### [WHAT YOU HAVE TO DO]
Please state in a single number how many lines of the entries below include the word "DEVICE".
========================================================================
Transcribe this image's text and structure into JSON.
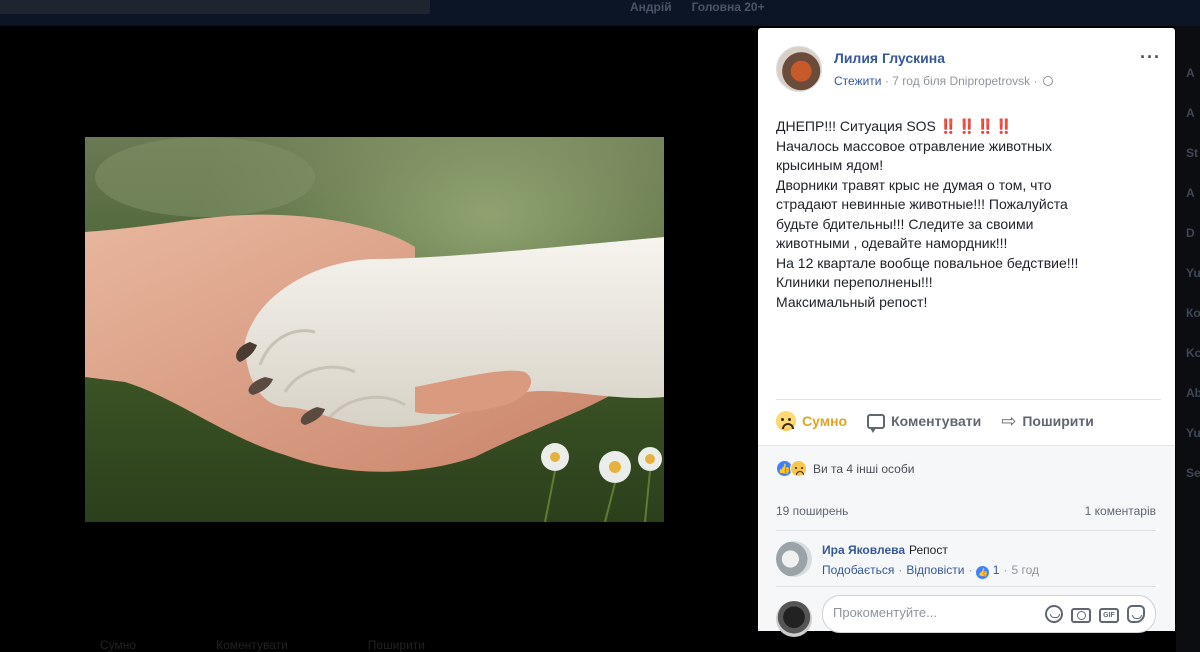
{
  "background": {
    "nav": [
      "Андрій",
      "Головна 20+"
    ],
    "right_column_letters": [
      "А",
      "А",
      "St",
      "А",
      "D",
      "Yu",
      "Ко",
      "Kc",
      "Ab",
      "Yu",
      "Se"
    ],
    "bottom_actions": [
      "Сумно",
      "Коментувати",
      "Поширити"
    ]
  },
  "post": {
    "author": "Лилия Глускина",
    "follow": "Стежити",
    "time": "7 год",
    "location_prefix": "біля",
    "location": "Dnipropetrovsk",
    "text_lines": [
      "ДНЕПР!!! Ситуация SOS",
      "Началось массовое отравление животных",
      "крысиным ядом!",
      "Дворники травят крыс не думая о том, что",
      "страдают невинные животные!!! Пожалуйста",
      "будьте бдительны!!! Следите за своими",
      "животными , одевайте намордник!!!",
      "На 12 квартале вообще повальное бедствие!!!",
      "Клиники переполнены!!!",
      "Максимальный репост!"
    ],
    "sos_marks": "‼️‼️‼️‼️"
  },
  "actions": {
    "react": "Сумно",
    "comment": "Коментувати",
    "share": "Поширити"
  },
  "reactions_summary": "Ви та 4 інші особи",
  "stats": {
    "shares": "19 поширень",
    "comments": "1 коментарів"
  },
  "comment": {
    "author": "Ира Яковлева",
    "text": "Репост",
    "like": "Подобається",
    "reply": "Відповісти",
    "likes_count": "1",
    "time": "5 год"
  },
  "composer": {
    "placeholder": "Прокоментуйте..."
  },
  "colors": {
    "link": "#365899",
    "sad_reaction": "#e0a422",
    "like_blue": "#4080ff"
  }
}
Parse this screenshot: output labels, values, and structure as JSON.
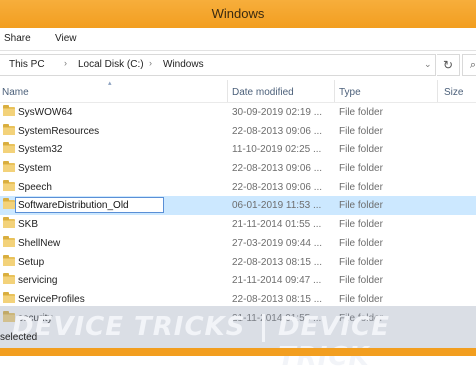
{
  "window": {
    "title": "Windows"
  },
  "ribbon": {
    "tabs": [
      "Share",
      "View"
    ]
  },
  "address": {
    "segments": [
      "This PC",
      "Local Disk (C:)",
      "Windows"
    ]
  },
  "columns": {
    "name": "Name",
    "date": "Date modified",
    "type": "Type",
    "size": "Size"
  },
  "files": [
    {
      "name": "SysWOW64",
      "date": "30-09-2019 02:19 ...",
      "type": "File folder"
    },
    {
      "name": "SystemResources",
      "date": "22-08-2013 09:06 ...",
      "type": "File folder"
    },
    {
      "name": "System32",
      "date": "11-10-2019 02:25 ...",
      "type": "File folder"
    },
    {
      "name": "System",
      "date": "22-08-2013 09:06 ...",
      "type": "File folder"
    },
    {
      "name": "Speech",
      "date": "22-08-2013 09:06 ...",
      "type": "File folder"
    },
    {
      "name": "SoftwareDistribution_Old",
      "date": "06-01-2019 11:53 ...",
      "type": "File folder"
    },
    {
      "name": "SKB",
      "date": "21-11-2014 01:55 ...",
      "type": "File folder"
    },
    {
      "name": "ShellNew",
      "date": "27-03-2019 09:44 ...",
      "type": "File folder"
    },
    {
      "name": "Setup",
      "date": "22-08-2013 08:15 ...",
      "type": "File folder"
    },
    {
      "name": "servicing",
      "date": "21-11-2014 09:47 ...",
      "type": "File folder"
    },
    {
      "name": "ServiceProfiles",
      "date": "22-08-2013 08:15 ...",
      "type": "File folder"
    },
    {
      "name": "security",
      "date": "21-11-2014 01:55 ...",
      "type": "File folder"
    }
  ],
  "status": {
    "text": "selected"
  },
  "watermark": {
    "left": "DEVICE TRICKS",
    "right": "DEVICE TRICK"
  }
}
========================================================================
### [SOLUTION TO THIS TASK]
2